_STORED DATA_.

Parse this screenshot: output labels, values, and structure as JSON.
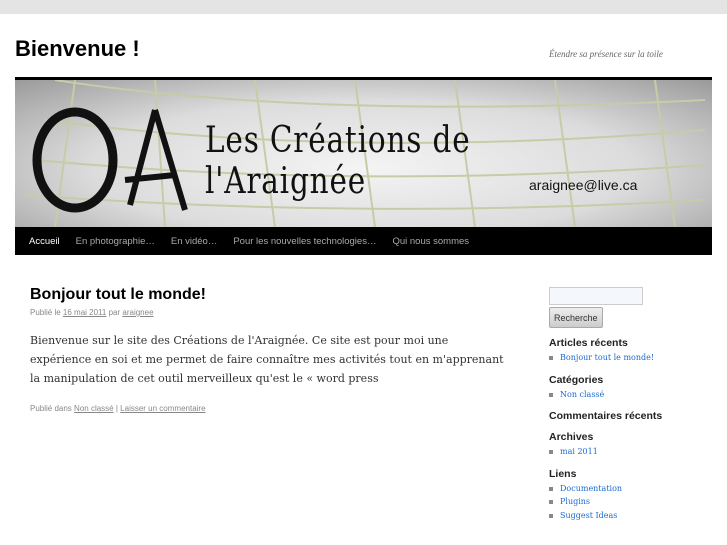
{
  "site": {
    "title": "Bienvenue !",
    "tagline": "Étendre sa présence sur la toile"
  },
  "banner": {
    "title": "Les Créations de l'Araignée",
    "email": "araignee@live.ca",
    "logo_text": "OA"
  },
  "nav": [
    "Accueil",
    "En photographie…",
    "En vidéo…",
    "Pour les nouvelles technologies…",
    "Qui nous sommes"
  ],
  "post": {
    "title": "Bonjour tout le monde!",
    "published_prefix": "Publié le",
    "date": "16 mai 2011",
    "by": "par",
    "author": "araignee",
    "body": "Bienvenue sur le site des Créations de l'Araignée. Ce site est pour moi une expérience en soi et me permet de faire connaître mes activités tout en m'apprenant la manipulation de cet outil merveilleux qu'est le « word press",
    "filed_prefix": "Publié dans",
    "category": "Non classé",
    "sep": "|",
    "comment_link": "Laisser un commentaire"
  },
  "sidebar": {
    "search_value": "",
    "search_button": "Recherche",
    "widgets": [
      {
        "title": "Articles récents",
        "items": [
          "Bonjour tout le monde!"
        ]
      },
      {
        "title": "Catégories",
        "items": [
          "Non classé"
        ]
      },
      {
        "title": "Commentaires récents",
        "items": []
      },
      {
        "title": "Archives",
        "items": [
          "mai 2011"
        ]
      },
      {
        "title": "Liens",
        "items": [
          "Documentation",
          "Plugins",
          "Suggest Ideas"
        ]
      }
    ]
  }
}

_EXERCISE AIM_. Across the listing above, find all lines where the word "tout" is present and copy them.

_SOLUTION_.
    "title": "Bonjour tout le monde!",
    "body": "Bienvenue sur le site des Créations de l'Araignée. Ce site est pour moi une expérience en soi et me permet de faire connaître mes activités tout en m'apprenant la manipulation de cet outil merveilleux qu'est le « word press",
          "Bonjour tout le monde!"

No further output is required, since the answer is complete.